### Work to complete
Write out each entry again. Keep every word exactly as it is.

Entries from a dataset of interfaces
+ + +

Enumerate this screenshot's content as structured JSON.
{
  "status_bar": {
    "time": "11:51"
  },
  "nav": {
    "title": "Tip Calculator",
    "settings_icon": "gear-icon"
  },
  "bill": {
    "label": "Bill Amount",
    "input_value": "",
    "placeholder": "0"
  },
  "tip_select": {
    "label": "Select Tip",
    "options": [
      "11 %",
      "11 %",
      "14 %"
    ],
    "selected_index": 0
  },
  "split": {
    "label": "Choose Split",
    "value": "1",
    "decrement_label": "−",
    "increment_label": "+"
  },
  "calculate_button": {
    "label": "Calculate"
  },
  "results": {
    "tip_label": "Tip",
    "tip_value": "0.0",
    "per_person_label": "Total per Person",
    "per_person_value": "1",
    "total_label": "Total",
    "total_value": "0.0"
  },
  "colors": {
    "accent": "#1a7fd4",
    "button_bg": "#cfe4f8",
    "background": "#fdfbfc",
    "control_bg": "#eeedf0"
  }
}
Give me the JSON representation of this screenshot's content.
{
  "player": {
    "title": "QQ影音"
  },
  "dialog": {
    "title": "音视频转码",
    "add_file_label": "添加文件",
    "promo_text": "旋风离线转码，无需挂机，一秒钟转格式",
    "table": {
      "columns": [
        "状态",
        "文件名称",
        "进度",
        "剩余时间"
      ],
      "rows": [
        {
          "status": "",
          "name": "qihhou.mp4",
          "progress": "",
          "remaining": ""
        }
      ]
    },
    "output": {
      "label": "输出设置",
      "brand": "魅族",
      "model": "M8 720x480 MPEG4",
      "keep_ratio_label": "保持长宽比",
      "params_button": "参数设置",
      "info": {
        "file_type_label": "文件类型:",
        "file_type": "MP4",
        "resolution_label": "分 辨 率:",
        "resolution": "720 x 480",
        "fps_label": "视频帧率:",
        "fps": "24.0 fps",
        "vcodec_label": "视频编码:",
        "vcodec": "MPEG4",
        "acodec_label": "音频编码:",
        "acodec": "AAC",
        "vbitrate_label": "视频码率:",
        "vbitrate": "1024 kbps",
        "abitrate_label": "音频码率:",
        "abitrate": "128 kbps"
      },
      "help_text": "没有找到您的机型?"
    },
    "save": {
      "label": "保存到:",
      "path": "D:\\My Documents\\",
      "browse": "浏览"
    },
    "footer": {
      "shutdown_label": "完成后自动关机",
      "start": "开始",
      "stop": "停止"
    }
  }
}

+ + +

### Solution to this task
Enumerate this screenshot's content as structured JSON.
{
  "status_bar": {
    "time": "11:51"
  },
  "nav": {
    "title": "Tip Calculator",
    "settings_icon": "gear-icon"
  },
  "bill": {
    "label": "Bill Amount",
    "input_value": "",
    "placeholder": "0"
  },
  "tip_select": {
    "label": "Select Tip",
    "options": [
      "11 %",
      "11 %",
      "14 %"
    ],
    "selected_index": 0
  },
  "split": {
    "label": "Choose Split",
    "value": "1",
    "decrement_label": "−",
    "increment_label": "+"
  },
  "calculate_button": {
    "label": "Calculate"
  },
  "results": {
    "tip_label": "Tip",
    "tip_value": "0.0",
    "per_person_label": "Total per Person",
    "per_person_value": "1",
    "total_label": "Total",
    "total_value": "0.0"
  },
  "colors": {
    "accent": "#1a7fd4",
    "button_bg": "#cfe4f8",
    "background": "#fdfbfc",
    "control_bg": "#eeedf0"
  }
}
Give me the JSON representation of this screenshot's content.
{
  "player": {
    "title": "QQ影音"
  },
  "dialog": {
    "title": "音视频转码",
    "add_file_label": "添加文件",
    "promo_text": "旋风离线转码，无需挂机，一秒钟转格式",
    "table": {
      "columns": [
        "状态",
        "文件名称",
        "进度",
        "剩余时间"
      ],
      "rows": [
        {
          "status": "",
          "name": "qihhou.mp4",
          "progress": "",
          "remaining": ""
        }
      ]
    },
    "output": {
      "label": "输出设置",
      "brand": "魅族",
      "model": "M8 720x480 MPEG4",
      "keep_ratio_label": "保持长宽比",
      "params_button": "参数设置",
      "info": {
        "file_type_label": "文件类型:",
        "file_type": "MP4",
        "resolution_label": "分 辨 率:",
        "resolution": "720 x 480",
        "fps_label": "视频帧率:",
        "fps": "24.0 fps",
        "vcodec_label": "视频编码:",
        "vcodec": "MPEG4",
        "acodec_label": "音频编码:",
        "acodec": "AAC",
        "vbitrate_label": "视频码率:",
        "vbitrate": "1024 kbps",
        "abitrate_label": "音频码率:",
        "abitrate": "128 kbps"
      },
      "help_text": "没有找到您的机型?"
    },
    "save": {
      "label": "保存到:",
      "path": "D:\\My Documents\\",
      "browse": "浏览"
    },
    "footer": {
      "shutdown_label": "完成后自动关机",
      "start": "开始",
      "stop": "停止"
    }
  }
}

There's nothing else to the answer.